A group of people standing in a line smiling to camera“The distinct nature of children, their initial dependent and developmental state, their unique human potential as well as their vulnerability, all demand the need for more, rather than less, legal and other protection from all forms of violence.”

UN Committee on the Rights of the Child (2006) General Comment 8, para 21.

What the UN says

The UNCRC is clear that children should be protected from all forms of violence and have the same protection under the law as adults from all forms of assault, hitting and smacking.

In July 2016 the Committee on the Rights of the Child repeated previous recommendations that the UK and devolved Governments must prohibit as a priority all corporal punishment in the family, including through the repeal of legal defences, such as reasonable chastisement, and strengthen efforts to promote positive and non-violent forms of discipline.

Supporting Equal Protection

February 2022

Progress towards Equal Protection from assaults for children progressed further than it has ever done but we were disappointed that it was unable to be included as part of the Department of Justice Bill in February 2022.

NICCY will continue to work with our partners to explore every opportunity to make sure children are protected in law from ‘physical punishment’ and the effects of it, like they are in Scotland and Wales.

June 2020

In June 2020 we provided the Minister for Justice a paper following a discussion on Equal Protection.

May 2019

In May 2019, NICCY joined with the Northern Ireland Human Rights Commission (NIHRC) and the Global Initiative to End All Corporal Punishment of Children in a united call to end the physical punishment of children in Northern Ireland.

Children are protected from all forms of physical punishment in 54 countries globally and NICCY believes that children in Northern Ireland must be given Equal Protection in law and that all forms of physical violence or force are unacceptable in our homes.

A new animation was launched in partnership with NIHRC to explain what Equal Protection means and why NICCY believes that other, more positive ways of parenting work better when dealing with difficult and stressful situations.

You can read the event press release here.

You can view the animation below:


On 22 March 2017 NICCY hosted a seminar on Equal Protection which included the launch of new survey findings on adult attitudes to physical punishment in Northern Ireland by the Commissioner and presentations from Pauline McIntyre from the Scottish Children and Young People’s Commissioner’s Office and Jillian van Turnhout, former Senator Seanad Éireann on research and legislative developments in Scotland and the Republic of Ireland.

You can find out more by reading our press release here, and by viewing the short video below:


What is NICCY calling for?

NICCY’s survey results indicate that perceptions about physical punishment and the acceptability of hitting or smacking children are changing.

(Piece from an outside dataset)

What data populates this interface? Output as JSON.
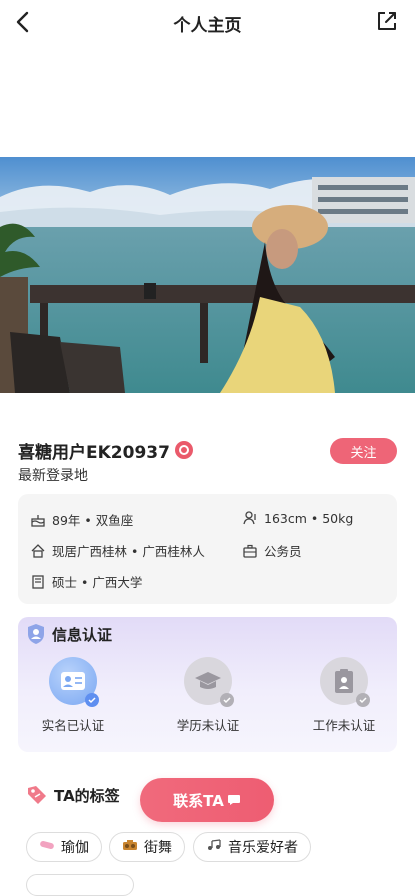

Importantly, the findings show that the majority of adults think it is time that children in Northern Ireland were given Equal Protection under the law.

Legal reform to ensure that children have Equal Protection from all forms of violence including physical punishment

Improved support for parents and families, including through effective positive parenting support